‘We Are Worried That All Our Talented Employees Will Move’
By Kyaw Hsu Mon 2 May 2014
Late last year, the Central Bank of Myanmar announced that they will allow some foreign banks to begin offering limited financial services in 2014. Thirty four international banks have opened representative offices in Burma after gaining Central Bank approval.
The conditions under which they will be allowed to begin offering banking services remain unclear, however, and among local banks there is growing concern over the entry of many new foreign banks. Burma’s financial sector remains underdeveloped and closed off from foreign investment during decades of economic stagnation and international trade sanctions, aimed at the former military regime.
More than 20 local banks recently raised their concerns with the Central Bank. The Irrawaddy spoke with Htoo Group’s Asian Green Development Bank Managing Director Ye Min Oo about the Central Bank’s plans to let foreign banks enter the market.
Question: Which foreign banks are planning to come to Burma?
Answer: There are three Japanese banks, three Thai, three Singaporean and three Malaysian banks. Vietnamese, Chinese, European and US banks have already opened a representative office here. All sorts of international banks are looking to invest here, so we will have to face this big market [competition].
Now we only have 25 private local banks and four government banks. If they allow in 10 new foreign banks, it still won’t cover the Burmese population as only less than 10 percent of the people are using bank services. Even though foreign banks will open their branches in Yangon, Mandalay, Naypyidaw and Muse, they won’t open branches in other small cities. But our main income comes from big cities. So we will definitely lose market share in such cities.
Q: How will foreign banks entry affect Burma’s financial sector?
A: Most international banks have been allowed to operate many banking services freely. But here [in Burma], a lot of banking services are not yet allowed [by the government]. So we have questions about whether Burmese banks will not be allowed to carry out some services, while foreign banks will gain permission to do so in accordance with international banking rules. …
Now local banks are still not allowed to do internet banking for example because there are no rules for this yet. But foreign banks will bring such services here, so how will [the Central Bank] manage them?
A second issue that we’re worried about is the human resources problem. For almost 20 years, Burma has been facing the ‘brain drain’ problem. Many [skilled and educated] young Burmese have been going abroad for 20 years. The small pool of qualified people working in the banking sector is relied upon by local banks.
When foreign banks come here, they will definitely recruit local labor and they will need at least 60 employees for one bank, so if the government allows 10 foreign banks, they will hire 600 local employees. They will attract all employees to their industry by paying higher salaries. And even at the same salaries, the brands are not the same and employees will choose where they want to work. We are worried that all our talented employees will move to foreign banks when they come here. It will have impacts for us. That’s why we’re asking the Central Bank to inform us at least six months prior. Because within those six months we need to train new employees and try to keep recent employees in order not to have a human resources problem.
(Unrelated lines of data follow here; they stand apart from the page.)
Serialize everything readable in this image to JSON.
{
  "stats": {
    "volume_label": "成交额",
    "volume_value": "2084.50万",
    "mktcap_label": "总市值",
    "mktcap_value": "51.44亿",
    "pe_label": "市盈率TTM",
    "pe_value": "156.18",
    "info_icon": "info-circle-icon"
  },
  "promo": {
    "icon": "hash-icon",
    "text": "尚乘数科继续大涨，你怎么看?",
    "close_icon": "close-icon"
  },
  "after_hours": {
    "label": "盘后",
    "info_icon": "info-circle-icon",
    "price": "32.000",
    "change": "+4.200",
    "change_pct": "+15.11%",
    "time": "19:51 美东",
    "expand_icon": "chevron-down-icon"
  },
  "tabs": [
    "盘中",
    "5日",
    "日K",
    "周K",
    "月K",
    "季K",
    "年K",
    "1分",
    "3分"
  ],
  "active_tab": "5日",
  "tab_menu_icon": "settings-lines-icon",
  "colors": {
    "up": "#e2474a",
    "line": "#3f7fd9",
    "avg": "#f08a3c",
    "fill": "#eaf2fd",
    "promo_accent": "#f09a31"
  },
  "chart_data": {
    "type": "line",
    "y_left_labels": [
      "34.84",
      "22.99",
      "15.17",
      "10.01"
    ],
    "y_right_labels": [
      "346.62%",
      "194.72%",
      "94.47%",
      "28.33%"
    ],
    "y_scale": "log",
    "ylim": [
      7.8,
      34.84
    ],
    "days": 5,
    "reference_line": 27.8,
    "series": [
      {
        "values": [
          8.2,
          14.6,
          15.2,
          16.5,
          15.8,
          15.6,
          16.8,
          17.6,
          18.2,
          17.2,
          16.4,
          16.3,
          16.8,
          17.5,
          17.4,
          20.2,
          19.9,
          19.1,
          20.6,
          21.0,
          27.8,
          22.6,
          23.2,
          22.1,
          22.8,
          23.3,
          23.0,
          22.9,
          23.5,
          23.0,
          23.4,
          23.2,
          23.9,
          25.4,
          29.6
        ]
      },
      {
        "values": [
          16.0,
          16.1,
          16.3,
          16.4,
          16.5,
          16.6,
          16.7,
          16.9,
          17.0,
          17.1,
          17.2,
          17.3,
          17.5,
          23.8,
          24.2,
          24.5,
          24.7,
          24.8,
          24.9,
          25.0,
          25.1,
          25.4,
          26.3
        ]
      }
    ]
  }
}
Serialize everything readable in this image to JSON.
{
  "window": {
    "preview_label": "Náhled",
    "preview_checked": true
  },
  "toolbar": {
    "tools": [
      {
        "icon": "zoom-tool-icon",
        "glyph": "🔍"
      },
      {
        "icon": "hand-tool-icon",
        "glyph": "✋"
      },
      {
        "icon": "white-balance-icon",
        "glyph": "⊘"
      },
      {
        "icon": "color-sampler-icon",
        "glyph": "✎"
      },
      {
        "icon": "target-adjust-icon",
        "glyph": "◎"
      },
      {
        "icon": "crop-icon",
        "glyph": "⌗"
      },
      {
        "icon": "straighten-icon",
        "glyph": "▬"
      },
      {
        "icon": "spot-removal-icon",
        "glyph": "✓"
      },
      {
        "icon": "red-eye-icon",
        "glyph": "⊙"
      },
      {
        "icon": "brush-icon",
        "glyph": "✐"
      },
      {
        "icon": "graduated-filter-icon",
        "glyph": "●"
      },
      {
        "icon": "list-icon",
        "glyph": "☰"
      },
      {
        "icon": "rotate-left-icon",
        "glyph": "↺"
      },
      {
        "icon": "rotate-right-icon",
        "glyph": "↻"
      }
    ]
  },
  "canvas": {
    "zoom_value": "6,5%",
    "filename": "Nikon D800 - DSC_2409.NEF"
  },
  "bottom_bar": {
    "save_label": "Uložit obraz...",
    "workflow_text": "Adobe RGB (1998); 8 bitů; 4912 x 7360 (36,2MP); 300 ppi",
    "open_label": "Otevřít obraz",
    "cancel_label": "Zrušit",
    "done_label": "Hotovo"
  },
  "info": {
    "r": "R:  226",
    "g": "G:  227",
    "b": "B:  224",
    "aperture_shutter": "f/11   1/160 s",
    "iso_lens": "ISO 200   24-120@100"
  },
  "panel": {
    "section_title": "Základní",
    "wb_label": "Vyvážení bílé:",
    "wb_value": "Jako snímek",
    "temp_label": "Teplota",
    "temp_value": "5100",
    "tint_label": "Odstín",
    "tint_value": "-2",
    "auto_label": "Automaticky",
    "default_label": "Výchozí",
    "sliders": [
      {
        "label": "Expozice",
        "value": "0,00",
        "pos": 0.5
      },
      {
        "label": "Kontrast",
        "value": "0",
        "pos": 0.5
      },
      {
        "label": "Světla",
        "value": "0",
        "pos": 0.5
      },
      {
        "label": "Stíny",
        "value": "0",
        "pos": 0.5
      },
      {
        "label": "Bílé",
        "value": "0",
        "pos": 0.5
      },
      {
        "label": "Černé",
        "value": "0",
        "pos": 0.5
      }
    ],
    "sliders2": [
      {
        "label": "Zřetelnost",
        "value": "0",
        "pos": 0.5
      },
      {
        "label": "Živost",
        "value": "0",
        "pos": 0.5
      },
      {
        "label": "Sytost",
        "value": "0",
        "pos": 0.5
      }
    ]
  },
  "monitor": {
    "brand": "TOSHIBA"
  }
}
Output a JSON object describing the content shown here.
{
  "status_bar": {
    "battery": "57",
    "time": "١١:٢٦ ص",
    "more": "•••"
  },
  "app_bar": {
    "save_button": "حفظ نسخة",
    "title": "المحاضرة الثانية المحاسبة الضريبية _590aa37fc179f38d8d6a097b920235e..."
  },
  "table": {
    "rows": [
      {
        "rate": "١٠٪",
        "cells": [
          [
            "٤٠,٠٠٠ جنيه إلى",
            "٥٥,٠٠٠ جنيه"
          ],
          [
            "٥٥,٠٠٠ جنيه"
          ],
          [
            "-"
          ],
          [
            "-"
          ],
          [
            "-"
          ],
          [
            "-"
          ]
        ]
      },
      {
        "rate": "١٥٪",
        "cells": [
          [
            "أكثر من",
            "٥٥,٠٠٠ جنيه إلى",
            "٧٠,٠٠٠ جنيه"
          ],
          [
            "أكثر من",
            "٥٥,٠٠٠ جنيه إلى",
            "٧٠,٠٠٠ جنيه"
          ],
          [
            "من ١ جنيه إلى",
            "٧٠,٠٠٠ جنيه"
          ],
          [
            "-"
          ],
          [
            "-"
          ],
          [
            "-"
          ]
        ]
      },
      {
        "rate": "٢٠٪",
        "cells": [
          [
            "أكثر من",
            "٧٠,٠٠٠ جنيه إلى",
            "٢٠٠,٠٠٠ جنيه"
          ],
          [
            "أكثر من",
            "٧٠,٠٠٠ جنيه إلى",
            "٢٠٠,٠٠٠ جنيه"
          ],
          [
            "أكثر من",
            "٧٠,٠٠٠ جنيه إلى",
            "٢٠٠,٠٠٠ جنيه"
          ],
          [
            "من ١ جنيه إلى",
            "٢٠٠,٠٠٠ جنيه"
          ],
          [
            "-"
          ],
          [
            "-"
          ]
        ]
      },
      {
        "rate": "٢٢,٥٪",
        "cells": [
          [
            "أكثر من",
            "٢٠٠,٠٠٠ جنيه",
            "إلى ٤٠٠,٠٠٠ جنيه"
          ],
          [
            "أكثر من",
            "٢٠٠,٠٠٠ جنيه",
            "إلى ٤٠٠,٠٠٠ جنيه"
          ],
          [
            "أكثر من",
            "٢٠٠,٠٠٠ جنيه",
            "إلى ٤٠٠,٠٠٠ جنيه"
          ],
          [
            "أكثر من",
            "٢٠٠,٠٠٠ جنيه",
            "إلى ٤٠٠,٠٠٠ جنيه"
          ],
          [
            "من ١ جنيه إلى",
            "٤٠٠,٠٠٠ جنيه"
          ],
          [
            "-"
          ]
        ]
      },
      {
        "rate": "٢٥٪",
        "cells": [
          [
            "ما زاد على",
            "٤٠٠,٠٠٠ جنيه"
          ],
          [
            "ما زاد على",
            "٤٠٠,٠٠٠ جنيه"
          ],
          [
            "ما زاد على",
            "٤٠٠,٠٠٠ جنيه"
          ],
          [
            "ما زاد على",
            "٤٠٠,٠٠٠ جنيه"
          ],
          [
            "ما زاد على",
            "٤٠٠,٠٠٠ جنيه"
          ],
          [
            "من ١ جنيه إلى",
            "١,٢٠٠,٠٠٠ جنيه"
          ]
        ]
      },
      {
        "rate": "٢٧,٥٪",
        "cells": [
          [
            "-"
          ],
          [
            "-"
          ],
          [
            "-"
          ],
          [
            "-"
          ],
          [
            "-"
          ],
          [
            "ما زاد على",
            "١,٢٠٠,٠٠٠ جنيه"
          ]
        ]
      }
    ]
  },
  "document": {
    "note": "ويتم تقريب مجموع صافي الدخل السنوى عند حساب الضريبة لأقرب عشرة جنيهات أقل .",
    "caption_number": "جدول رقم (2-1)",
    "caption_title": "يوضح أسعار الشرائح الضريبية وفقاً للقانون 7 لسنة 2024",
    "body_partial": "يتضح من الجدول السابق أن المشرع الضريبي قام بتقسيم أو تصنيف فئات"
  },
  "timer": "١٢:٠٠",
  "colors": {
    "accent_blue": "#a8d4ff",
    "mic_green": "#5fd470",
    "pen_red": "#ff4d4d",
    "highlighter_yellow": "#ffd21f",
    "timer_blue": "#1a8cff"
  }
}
Q: What would happen if foreign banks were allowed to enter local market within one or two months, for example?
A: The quality of some services in local banks will definitely decline. Customers will see foreign bank services are better because our best employees are working there. Our local market name will be damaged and [consumer] trust will end. Then how can we keep going?
Q: The Central Bank still hasn’t informed you about how they will regulate foreign banks?
A: That’s right, they just only said no to worry and that they will only allow foreign banks to carry out services in US dollars [and not kyat, the local currency]. Either way, even if they don’t allow domestic kyat services, the human resources problem will emerge soon.
Now I heard that foreign banks are lobbying [for a regulation] that they will be allowed to do only services for foreign companies not local companies. But most Burmese companies have foreign branches overseas. So we will lose our foreign customers.
Q: What will be the best solutions for both sides?
A: We want the Central Bank to learn from old mistakes made in other countries before they make decisions. The best solution is that the Central Bank informs us [about regulations for foreign banks] six months in advance at least. And the Central Bank should be transparent. If they still can’t find ways to manage foreign banks they should take more time.
We want the same treatment. If they allow foreign banks to do mobile banking or internet banking or issue credit cards, we want the same opportunities. We don’t ask the Central Bank not to issue licenses for foreign banks, but we want same treatment, same regulations.